# Exercise prompt
Where a line below holds the string "JSON", copy that line.

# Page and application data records
===============

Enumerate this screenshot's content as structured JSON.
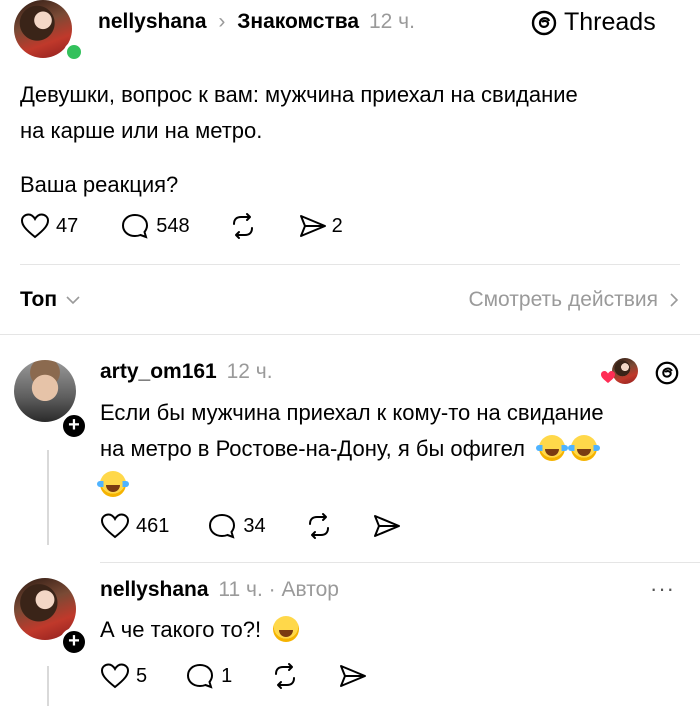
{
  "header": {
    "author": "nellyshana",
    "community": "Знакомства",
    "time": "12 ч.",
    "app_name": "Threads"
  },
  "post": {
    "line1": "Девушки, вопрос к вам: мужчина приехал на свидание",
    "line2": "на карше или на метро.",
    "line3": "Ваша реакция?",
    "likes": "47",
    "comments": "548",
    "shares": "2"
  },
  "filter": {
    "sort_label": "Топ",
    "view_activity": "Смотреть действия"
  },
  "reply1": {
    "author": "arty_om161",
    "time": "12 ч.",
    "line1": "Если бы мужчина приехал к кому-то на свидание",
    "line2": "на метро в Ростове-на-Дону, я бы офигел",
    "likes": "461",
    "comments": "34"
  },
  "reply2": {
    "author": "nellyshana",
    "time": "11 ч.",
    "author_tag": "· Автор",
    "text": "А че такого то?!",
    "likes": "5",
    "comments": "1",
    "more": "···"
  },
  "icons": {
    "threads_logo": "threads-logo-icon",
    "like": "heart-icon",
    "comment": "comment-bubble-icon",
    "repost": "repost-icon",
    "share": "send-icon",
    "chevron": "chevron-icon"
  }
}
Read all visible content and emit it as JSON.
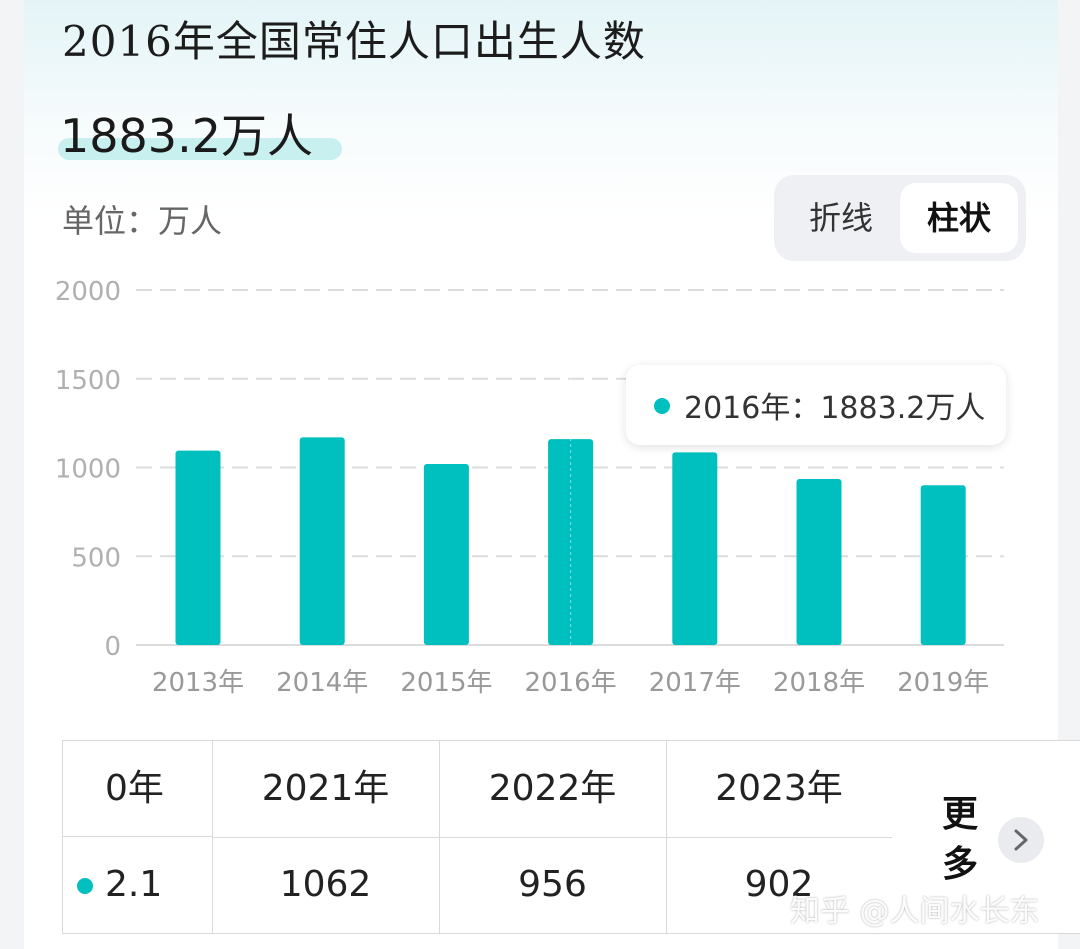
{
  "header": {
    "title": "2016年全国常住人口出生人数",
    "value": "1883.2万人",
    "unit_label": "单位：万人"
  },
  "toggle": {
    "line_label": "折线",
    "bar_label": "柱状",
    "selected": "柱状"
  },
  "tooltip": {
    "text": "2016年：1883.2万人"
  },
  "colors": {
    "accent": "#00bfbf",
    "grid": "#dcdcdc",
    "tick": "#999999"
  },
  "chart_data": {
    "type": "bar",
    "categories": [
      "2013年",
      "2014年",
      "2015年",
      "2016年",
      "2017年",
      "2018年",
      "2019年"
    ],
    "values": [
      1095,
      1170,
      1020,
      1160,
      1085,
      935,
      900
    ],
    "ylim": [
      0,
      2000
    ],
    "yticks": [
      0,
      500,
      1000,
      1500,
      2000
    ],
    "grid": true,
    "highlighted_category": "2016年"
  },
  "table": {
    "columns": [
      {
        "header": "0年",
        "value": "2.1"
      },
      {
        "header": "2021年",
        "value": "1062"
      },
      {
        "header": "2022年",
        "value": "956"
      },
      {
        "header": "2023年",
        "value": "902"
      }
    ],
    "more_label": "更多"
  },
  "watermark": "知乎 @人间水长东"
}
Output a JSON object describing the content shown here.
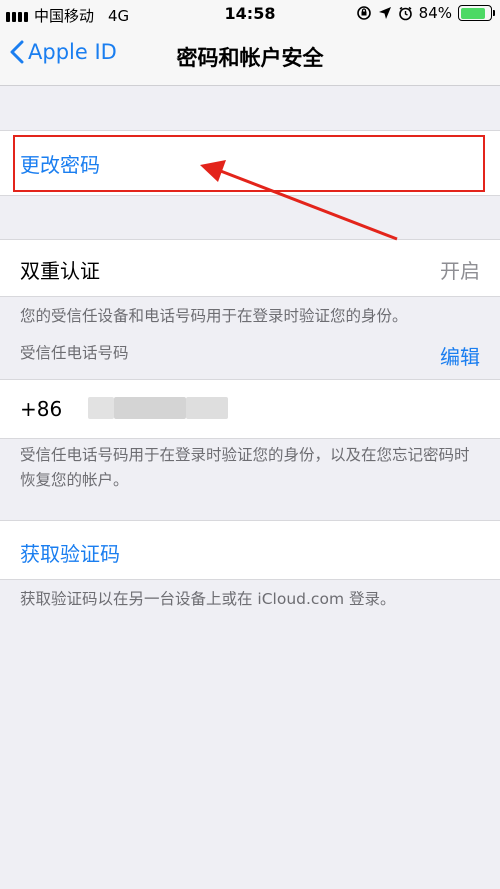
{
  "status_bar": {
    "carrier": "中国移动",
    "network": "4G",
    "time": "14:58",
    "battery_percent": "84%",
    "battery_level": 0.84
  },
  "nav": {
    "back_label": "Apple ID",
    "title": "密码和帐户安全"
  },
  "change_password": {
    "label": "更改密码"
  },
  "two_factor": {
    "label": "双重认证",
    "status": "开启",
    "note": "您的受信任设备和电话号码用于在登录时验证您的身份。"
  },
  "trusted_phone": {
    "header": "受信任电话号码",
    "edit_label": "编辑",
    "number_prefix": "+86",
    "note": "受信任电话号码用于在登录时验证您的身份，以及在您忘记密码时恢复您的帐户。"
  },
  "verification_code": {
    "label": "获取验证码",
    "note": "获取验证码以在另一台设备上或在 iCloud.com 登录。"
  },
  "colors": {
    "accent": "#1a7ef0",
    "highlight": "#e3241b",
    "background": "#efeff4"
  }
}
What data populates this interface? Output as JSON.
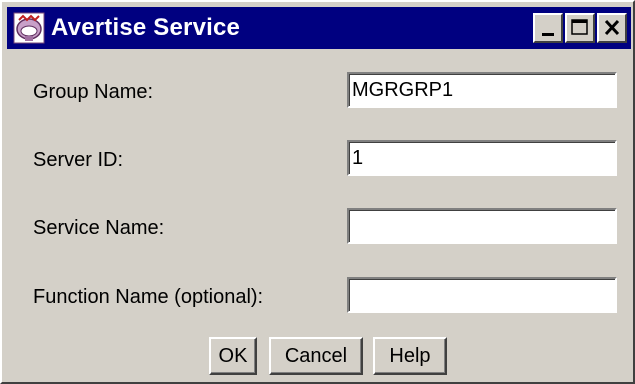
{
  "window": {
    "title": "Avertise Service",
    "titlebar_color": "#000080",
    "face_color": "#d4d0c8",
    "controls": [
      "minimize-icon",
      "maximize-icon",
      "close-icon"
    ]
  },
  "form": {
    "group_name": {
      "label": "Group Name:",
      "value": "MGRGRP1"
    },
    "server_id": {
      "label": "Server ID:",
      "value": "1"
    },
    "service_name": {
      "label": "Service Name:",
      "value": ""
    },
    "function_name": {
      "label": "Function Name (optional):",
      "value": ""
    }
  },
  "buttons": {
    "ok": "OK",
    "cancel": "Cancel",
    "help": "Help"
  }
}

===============

# Solution for this task
Enumerate this screenshot's content as structured JSON.
Read all visible content and emit it as JSON.
Output a JSON object describing the content shown here.
What data populates this interface? Output as JSON.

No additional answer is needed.